## GOAL OF THE EXERCISE
Using the records below, find every line that includes "highlighted" and copy it.

[Element data from apps and pages]
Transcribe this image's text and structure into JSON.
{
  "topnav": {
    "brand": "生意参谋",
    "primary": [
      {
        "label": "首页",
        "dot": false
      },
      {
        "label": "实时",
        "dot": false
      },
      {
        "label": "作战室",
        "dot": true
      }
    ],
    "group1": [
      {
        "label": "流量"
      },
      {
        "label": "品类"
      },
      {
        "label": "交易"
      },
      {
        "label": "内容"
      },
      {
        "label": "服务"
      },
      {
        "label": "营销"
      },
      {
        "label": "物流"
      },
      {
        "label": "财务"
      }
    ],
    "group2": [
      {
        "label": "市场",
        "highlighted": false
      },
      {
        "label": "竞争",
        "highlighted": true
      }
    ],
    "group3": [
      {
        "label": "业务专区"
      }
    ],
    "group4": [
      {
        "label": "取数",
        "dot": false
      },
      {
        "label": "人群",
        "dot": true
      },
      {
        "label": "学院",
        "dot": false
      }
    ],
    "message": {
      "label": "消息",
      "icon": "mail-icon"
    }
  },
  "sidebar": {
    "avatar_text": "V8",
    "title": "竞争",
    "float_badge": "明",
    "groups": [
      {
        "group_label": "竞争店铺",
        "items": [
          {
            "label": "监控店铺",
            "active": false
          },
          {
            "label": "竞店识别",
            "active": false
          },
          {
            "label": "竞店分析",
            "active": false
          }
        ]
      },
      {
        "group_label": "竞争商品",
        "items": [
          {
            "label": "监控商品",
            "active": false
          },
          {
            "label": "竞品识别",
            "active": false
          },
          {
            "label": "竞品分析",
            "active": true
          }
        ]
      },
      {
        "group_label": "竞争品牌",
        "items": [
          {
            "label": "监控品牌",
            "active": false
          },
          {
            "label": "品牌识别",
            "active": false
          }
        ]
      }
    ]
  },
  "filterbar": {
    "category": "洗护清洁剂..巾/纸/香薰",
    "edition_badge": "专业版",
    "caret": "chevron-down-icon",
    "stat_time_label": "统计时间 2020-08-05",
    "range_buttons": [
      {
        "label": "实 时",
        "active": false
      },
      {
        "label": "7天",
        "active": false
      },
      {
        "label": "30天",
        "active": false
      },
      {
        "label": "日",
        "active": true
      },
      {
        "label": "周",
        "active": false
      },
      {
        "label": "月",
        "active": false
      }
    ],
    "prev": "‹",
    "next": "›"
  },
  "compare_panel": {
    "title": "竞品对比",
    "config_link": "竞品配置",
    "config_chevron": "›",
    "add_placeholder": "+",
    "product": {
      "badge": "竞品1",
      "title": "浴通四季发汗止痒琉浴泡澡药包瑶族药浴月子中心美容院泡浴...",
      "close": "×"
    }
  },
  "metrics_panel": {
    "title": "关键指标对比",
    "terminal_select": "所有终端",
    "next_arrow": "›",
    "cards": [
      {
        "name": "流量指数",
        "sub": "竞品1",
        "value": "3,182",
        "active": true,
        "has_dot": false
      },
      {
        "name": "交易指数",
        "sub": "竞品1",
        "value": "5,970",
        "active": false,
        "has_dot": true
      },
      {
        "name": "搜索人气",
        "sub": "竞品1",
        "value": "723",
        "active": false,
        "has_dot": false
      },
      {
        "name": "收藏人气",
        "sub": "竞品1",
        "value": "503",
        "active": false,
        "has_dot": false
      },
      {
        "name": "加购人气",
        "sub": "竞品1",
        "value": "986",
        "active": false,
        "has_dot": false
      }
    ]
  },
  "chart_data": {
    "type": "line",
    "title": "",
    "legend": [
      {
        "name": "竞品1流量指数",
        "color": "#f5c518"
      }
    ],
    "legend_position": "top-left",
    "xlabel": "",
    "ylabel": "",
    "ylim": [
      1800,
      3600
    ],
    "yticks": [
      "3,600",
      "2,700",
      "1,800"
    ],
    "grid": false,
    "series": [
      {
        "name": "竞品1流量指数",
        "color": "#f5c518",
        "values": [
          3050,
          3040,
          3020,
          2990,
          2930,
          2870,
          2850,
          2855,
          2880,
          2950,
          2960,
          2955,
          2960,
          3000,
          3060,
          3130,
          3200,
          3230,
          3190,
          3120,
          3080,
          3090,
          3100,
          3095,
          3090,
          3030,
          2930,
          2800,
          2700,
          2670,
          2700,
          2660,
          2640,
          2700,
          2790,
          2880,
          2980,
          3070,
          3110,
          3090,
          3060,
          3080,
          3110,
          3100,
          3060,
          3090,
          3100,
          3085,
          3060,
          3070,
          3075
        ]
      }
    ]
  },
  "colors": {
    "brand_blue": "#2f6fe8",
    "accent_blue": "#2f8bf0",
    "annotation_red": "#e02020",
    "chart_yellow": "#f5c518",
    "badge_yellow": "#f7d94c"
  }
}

## EXERCISE OUTPUT
        "highlighted": false
        "highlighted": true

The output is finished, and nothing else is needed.